1. Seven healthy sodium-replete male volunteer subjects remained supine during and for at least 1 h before the study. Heart rate and blood pressure were recorded continuously, and peripheral venous blood samples were taken every 15 min for determinations of plasma renin activity.
2. All subjects were studied twice: after 3 days of oral practolol (100 mg, three times daily) and after a similar period on placebo.
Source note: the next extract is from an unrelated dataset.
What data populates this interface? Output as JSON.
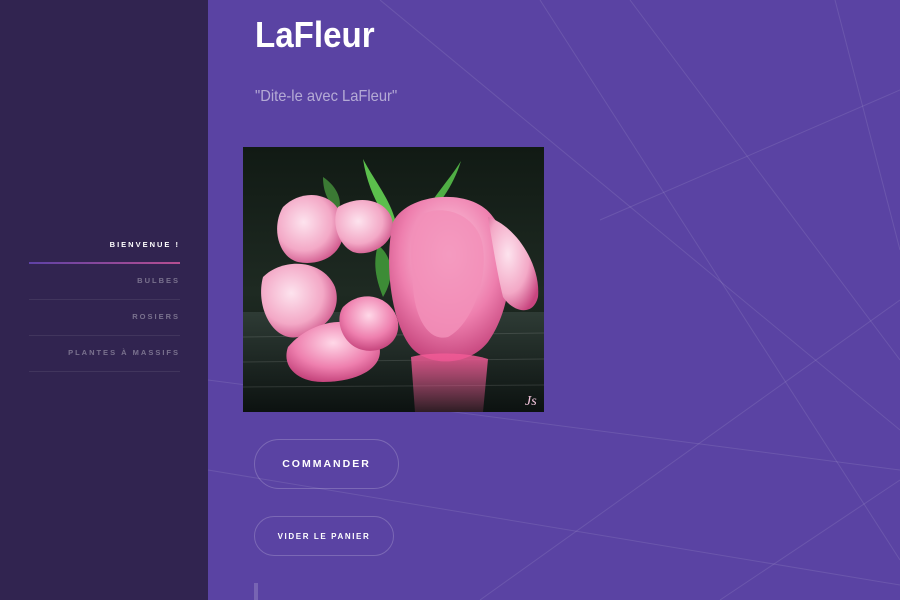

Each study consisted of an intravenous infusion of isoprenaline in graded doses (0–2·0 μg/min in the placebo phase; 0–16 μg/min in the practolol phase), followed after rest for 2 h by an intravenous infusion of salbutamol (0–20 μg/min after placebo; 0–80 μg/min after practolol).
3. Both salbutamol and isoprenaline produced dose-related increases in systolic blood pressure, heart rate and plasma renin activity and decreases in diastolic pressure.
4. The increases in heart rate and plasma renin activity induced by either agonist were competitively blocked by practolol, as was the fall in diastolic blood pressure induced by isoprenaline; the salbutamol-induced fall of diastolic blood pressure was unaffected by practolol.
5. Comparison of dose ratio — 1 estimates confirmed that practolol selectively blocked increases in heart rate and plasma renin activity due to salbutamol; no selective blockade against isoprenaline-induced changes was shown.
6. Selective blockade of salbutamol-induced changes indicate that a β1-adrenoreceptor mediates changes in plasma renin activity.